I’m guessing it’s only a matter of time before this guy gets a show on cable. Bryan Fry is a biologist at the University of Melbourne in Australia, and he spends a lot of his time doing this sort of thing–messing with animals you really really shouldn’t mess with. In addition to being telegenic, he rattles off those delicious Australian phrases, like, "No drama, mate." (Translation: No problem.)

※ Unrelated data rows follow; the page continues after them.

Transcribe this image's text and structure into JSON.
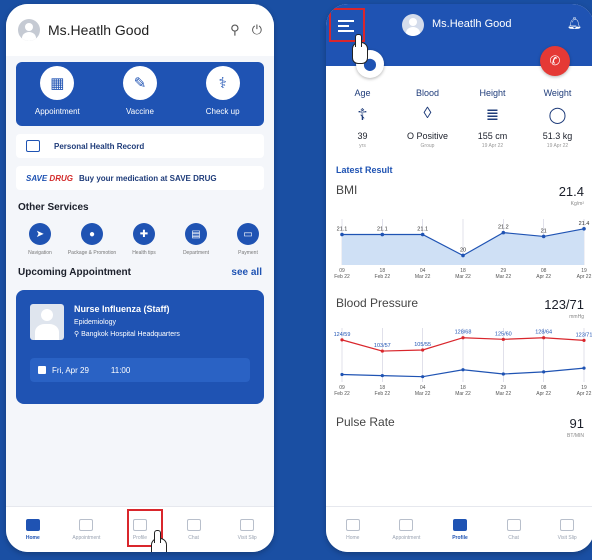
{
  "left": {
    "header": {
      "user_name": "Ms.Heatlh Good",
      "search_icon": "⚲",
      "power_icon": "⏻"
    },
    "features": [
      {
        "label": "Appointment",
        "icon": "▦"
      },
      {
        "label": "Vaccine",
        "icon": "✎"
      },
      {
        "label": "Check up",
        "icon": "⚕"
      }
    ],
    "phr_label": "Personal Health Record",
    "savedrug": {
      "logo_a": "SAVE ",
      "logo_b": "DRUG",
      "label": "Buy your medication at SAVE DRUG"
    },
    "other_services_title": "Other Services",
    "services": [
      {
        "label": "Navigation",
        "icon": "➤"
      },
      {
        "label": "Package & Promotion",
        "icon": "●"
      },
      {
        "label": "Health tips",
        "icon": "✚"
      },
      {
        "label": "Department",
        "icon": "▤"
      },
      {
        "label": "Payment",
        "icon": "▭"
      }
    ],
    "upcoming": {
      "title": "Upcoming Appointment",
      "see_all": "see all"
    },
    "appointment": {
      "name": "Nurse Influenza (Staff)",
      "department": "Epidemiology",
      "location": "Bangkok Hospital Headquarters",
      "date": "Fri, Apr 29",
      "time": "11:00"
    },
    "nav": [
      {
        "label": "Home",
        "active": true
      },
      {
        "label": "Appointment",
        "active": false
      },
      {
        "label": "Profile",
        "active": false
      },
      {
        "label": "Chat",
        "active": false
      },
      {
        "label": "Visit Slip",
        "active": false
      }
    ]
  },
  "right": {
    "header": {
      "user_name": "Ms.Heatlh Good"
    },
    "stats": [
      {
        "label": "Age",
        "icon": "☦",
        "value": "39",
        "sub": "yrs"
      },
      {
        "label": "Blood",
        "icon": "◊",
        "value": "O Positive",
        "sub": "Group"
      },
      {
        "label": "Height",
        "icon": "≣",
        "value": "155 cm",
        "sub": "19 Apr 22"
      },
      {
        "label": "Weight",
        "icon": "◯",
        "value": "51.3 kg",
        "sub": "19 Apr 22"
      }
    ],
    "latest_title": "Latest Result",
    "bmi": {
      "name": "BMI",
      "value": "21.4",
      "unit": "Kg/m²"
    },
    "bp": {
      "name": "Blood Pressure",
      "value": "123/71",
      "unit": "mmHg"
    },
    "pulse": {
      "name": "Pulse Rate",
      "value": "91",
      "unit": "BT/MIN"
    },
    "nav": [
      {
        "label": "Home",
        "active": false
      },
      {
        "label": "Appointment",
        "active": false
      },
      {
        "label": "Profile",
        "active": true
      },
      {
        "label": "Chat",
        "active": false
      },
      {
        "label": "Visit Slip",
        "active": false
      }
    ]
  },
  "chart_data": [
    {
      "type": "line",
      "title": "BMI",
      "x": [
        "09 Feb 22",
        "18 Feb 22",
        "04 Mar 22",
        "18 Mar 22",
        "29 Mar 22",
        "08 Apr 22",
        "19 Apr 22"
      ],
      "series": [
        {
          "values": [
            21.1,
            21.1,
            21.1,
            20,
            21.2,
            21,
            21.4
          ]
        }
      ]
    },
    {
      "type": "line",
      "title": "Blood Pressure",
      "x": [
        "09 Feb 22",
        "18 Feb 22",
        "04 Mar 22",
        "18 Mar 22",
        "29 Mar 22",
        "08 Apr 22",
        "19 Apr 22"
      ],
      "labels": [
        "124/59",
        "103/57",
        "105/55",
        "128/68",
        "125/60",
        "128/64",
        "123/71"
      ],
      "series": [
        {
          "values": [
            124,
            103,
            105,
            128,
            125,
            128,
            123
          ],
          "color": "#d9262c"
        },
        {
          "values": [
            59,
            57,
            55,
            68,
            60,
            64,
            71
          ],
          "color": "#1f53b3"
        }
      ]
    }
  ],
  "colors": {
    "primary": "#1f53b3",
    "accent": "#d9262c",
    "background": "#1a4fa3"
  }
}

While Fry is comfortable milking a king cobra in a jungle, he also has a lab-jockey side, using genomic technology to dredge up vast numbers of new snake venom genes. In tomorrow’s issue of the New York Times, I have an article about Fry’s latest research. He has offered a rough draft of the history of venoms–a 60 million year tale of gene recruitment and gene duplications and high-speed evolution. Understanding this history is a crucial part of Fry’s long-term goal of turning venoms into new drugs–a tradition that has already given rise to billions of dollars of sales each year and many lives saved. That may put him off-limits for IMAX movies, but television seems inevitable.